The PEOPLE of the State of New York, Respondent, v. Sukur ULLAH, Defendant–Appellant.

7638

Decided: November 15, 2018

Acosta, P.J., Friedman, Manzanet–Daniels, Webber, Singh, JJ. Seymour W. James, The Legal Aid Society, New York (David Crow of counsel), and Davis Polk & Wardwell LLP, New York, (R. Brendan Mooney of counsel), for appellant. Cyrus R. Vance, Jr., District Attorney, New York (Samuel Z. Goldfine of counsel), for respondent.

Judgment, Supreme Court, New York County (Richard D. Carruthers, J. at suppression hearing;  Mark Dwyer, J. at jury trial and sentencing), rendered January 7, 2016, convicting defendant of assault in the second degree, and sentencing him to a term of six months and five years' probation, unanimously affirmed.

The hearing court properly denied defendant's suppression motion.  There is no basis for disturbing the court's credibility determinations.  The hearing evidence, viewed as a whole, supports the court's finding that defendant's wife validly consented to the police entry into the couple's apartment (see generally People v. Gonzalez, 39 N.Y.2d 122, 128–131, 383 N.Y.S.2d 215, 347 N.E.2d 575 [1976] ), that defendant's warrantless arrest in the apartment was therefore lawful, and that his statements were thus admissible.  The factfinder expressly accepted specific testimony that defendant's wife invited the police to enter.  In any event, any error in admitting the statements was harmless.
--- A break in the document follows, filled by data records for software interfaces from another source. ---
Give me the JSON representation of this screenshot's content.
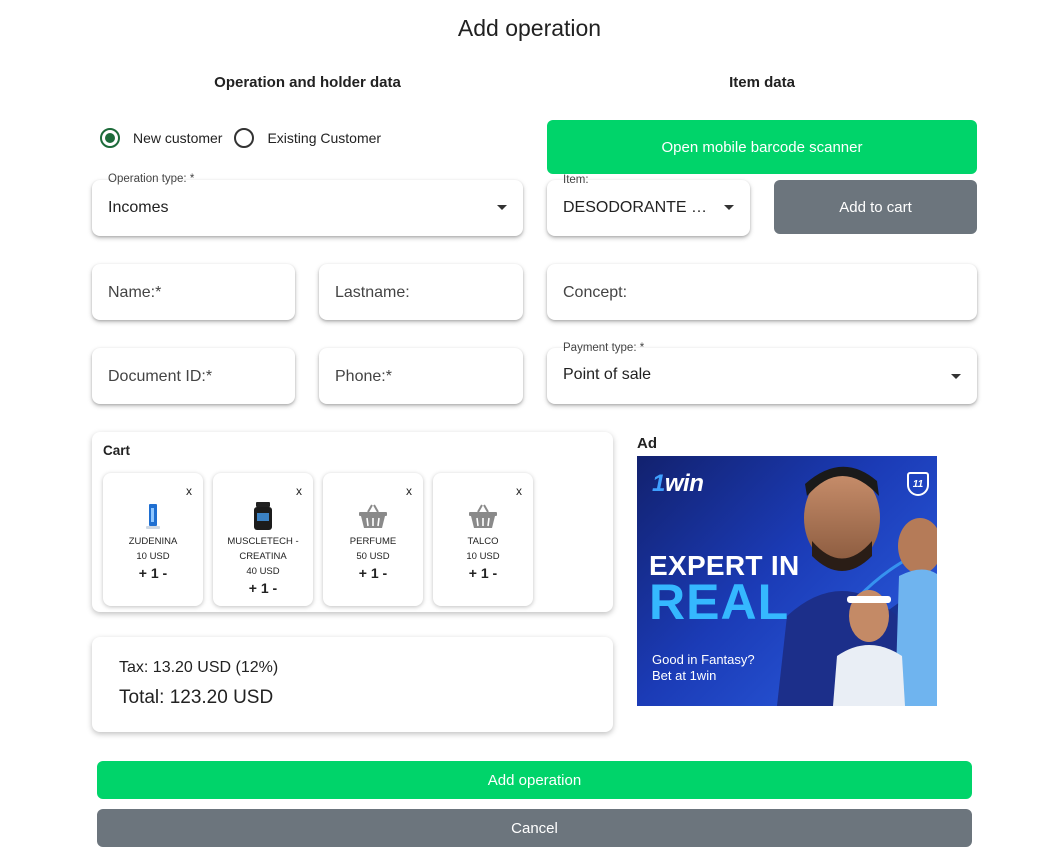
{
  "modal": {
    "title": "Add operation"
  },
  "left_section": {
    "heading": "Operation and holder data"
  },
  "right_section": {
    "heading": "Item data"
  },
  "customer_type": {
    "options": [
      "New customer",
      "Existing Customer"
    ],
    "selected": "New customer"
  },
  "operation_type": {
    "label": "Operation type: *",
    "value": "Incomes"
  },
  "name": {
    "placeholder": "Name:*"
  },
  "lastname": {
    "placeholder": "Lastname:"
  },
  "document_id": {
    "placeholder": "Document ID:*"
  },
  "phone": {
    "placeholder": "Phone:*"
  },
  "scanner_button": {
    "label": "Open mobile barcode scanner"
  },
  "item": {
    "label": "Item:",
    "value": "DESODORANTE RE..."
  },
  "add_to_cart_button": {
    "label": "Add to cart"
  },
  "concept": {
    "placeholder": "Concept:"
  },
  "payment_type": {
    "label": "Payment type: *",
    "value": "Point of sale"
  },
  "cart": {
    "title": "Cart",
    "remove_label": "x",
    "items": [
      {
        "name": "ZUDENINA",
        "price": "10 USD",
        "qty": "+ 1 -",
        "icon": "product-tube-icon"
      },
      {
        "name": "MUSCLETECH - CREATINA",
        "price": "40 USD",
        "qty": "+ 1 -",
        "icon": "product-jar-icon"
      },
      {
        "name": "PERFUME",
        "price": "50 USD",
        "qty": "+ 1 -",
        "icon": "basket-icon"
      },
      {
        "name": "TALCO",
        "price": "10 USD",
        "qty": "+ 1 -",
        "icon": "basket-icon"
      }
    ]
  },
  "totals": {
    "tax": "Tax: 13.20 USD (12%)",
    "total": "Total: 123.20 USD"
  },
  "ad": {
    "label": "Ad",
    "brand": "1win",
    "badge": "11",
    "headline_1": "EXPERT IN",
    "headline_2": "REAL",
    "tagline_1": "Good in Fantasy?",
    "tagline_2": "Bet at 1win"
  },
  "actions": {
    "submit_label": "Add operation",
    "cancel_label": "Cancel"
  },
  "colors": {
    "primary_green": "#00d46a",
    "secondary_gray": "#6c757d",
    "radio_selected": "#1d6b3a"
  }
}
The trial court properly admitted statements by the victim to other witnesses under the excited utterance exception to the hearsay rule (see People v. Johnson, 1 N.Y.3d 302, 306, 772 N.Y.S.2d 238, 804 N.E.2d 402 [2003] ).  These statements were made within minutes after the victim was assaulted and while he was crying, vomiting, and bleeding from the nose and mouth.  The record supports the inference that he was still under the influence of the stress of the incident despite some passage of time (see People v. Brown, 70 N.Y.2d 513, 520–522, 522 N.Y.S.2d 837, 517 N.E.2d 515 [1987] ), and that his statements were not the product of reflection or possible fabrication.  In any event, any prejudice was limited because the victim testified at trial and was subject to cross-examination (see People v. Ludwig, 24 N.Y.3d 221, 230, 997 N.Y.S.2d 351, 21 N.E.3d 1012 [2014] ).